First, the outside RH, even in the Lake States and also in the South, averages around 65% RH summertime and wintertime (12% EMC). Our bodies say differently, but a check of the weather will confirm my statements for most of the USA. Of course, just before sunrise, there might be 100% RH, but as the air heats, the RH drops, giving us the 65% RH average. Certainly, there can be a few days when it is more humid, but then there will be a few days when it is less.

Since in a shop we do not cool off during the early morning and reach 100% RH, the average in a shop with the windows open will be a bit drier, maybe 9 to 11% EMC. If we need it to be drier (in the old days without central heating, being drier was not an issue) then we can add a dehumidifier or add heat. Adding heat in the summertime is not a good idea, so then we can dehumidify. Our first attempt may be to run the DH at 45 to 50% RH when the dust system and doors are closed, including all day on the weekends. (Of course, the DH unit must be large enough to actually achieve the desired conditions within a few hours.) We also could air condition (money). Finally, we could build a small plastic lined room or area where we keep all the wood when it is not being worked on. Once a piece is finished, then we also need to put it in the room or wrap it well in plastic to prevent MC changes.

Let's come back to the heating idea. I do have one customer in Houston that bought an old 18-wheeler trailer van. He painted it a dark color and then stores wood in the van. A small fan assures that the hot (and therefore dry) air is circulated throughout the trailer. The fan is run only when the sun is shining.

From contributor Z:
I set up an insulated chamber, 4'x4'x8' with a humidistat from a greenhouse supplier to equilibrate parts to 7%MC. You can set the desired RH (to say 35%), then plug in a heater or dehumidifer to drive the RH down when the humidity rises. If you need to raise humidity, there is a second plug in so that could also plug in a humidifier. You can plug a fan in too if that achieves the desired results. The humidistat powers one outlet or the other, depending on whether you are trying raise or lower RH. I recall that the humidistat was not cheap - somewhere between $100 and $200 I think. Gene, what do you think of this approach?

From Gene Wengert, forum technical advisor:
Itís a perfect approach. Incidentally, you should never need a humidifier, as if you do nothing (unless there is a lot of solar heating), the unit will equalize (as it cools off) with the outside at about 11% or 12% EMC.

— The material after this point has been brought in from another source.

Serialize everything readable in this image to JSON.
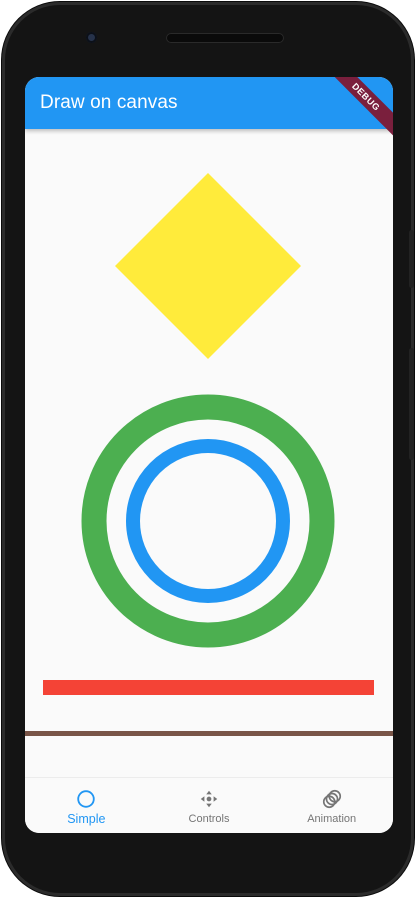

From contributor S:
To contributor J: we put an A/C unit in our shop that is controlled by a humidistat an a thermostat. In the summer we set the humidistat to 50% and leave the thermostat control off. On odd days in the spring or fall when it was humid and a little on the cool side, we might have to turn the heat on for ten minutes. On a humid 95 degree day our shop might be 80 degrees but 50% humidity.

A/C and dehumidifiers are the same thing only an A/C unit puts the heat outside so you might as well get the added production of cool employees. The shop has 20 foot ceilings so we hung the unit at one end and used a 3" diameter sock running the length of the shop to distribute the cool dry air. Two big pleated filters on the intake let us use the unit as an air cleaner too. We hardly notice the difference in the electric bill from summer to winter.

From contributor J:
Gene, is there a simple formula one might apply to determine how much the room temperature might need to be raised to achieve a particular drop in RH, given current temperature and RH? For example, given that my shop is currently at 58F and 48% RH, how can I calculate where my thermostat needs to be set to bring the RH down to 35%? Contributor S - thanks for those thoughts. I somehow missed your post earlier.

From Gene Wengert, forum technical advisor:

To contributor J: the technique is mentioned in Drying Lumber Hardwood (Fig 2.5, p. 19) which is here at WOODWEB if you do not have a copy. As a rough rule of thumb, 10 degrees F of heat will lower the EMC by 2% EMC or lower the RH by about 10% RH.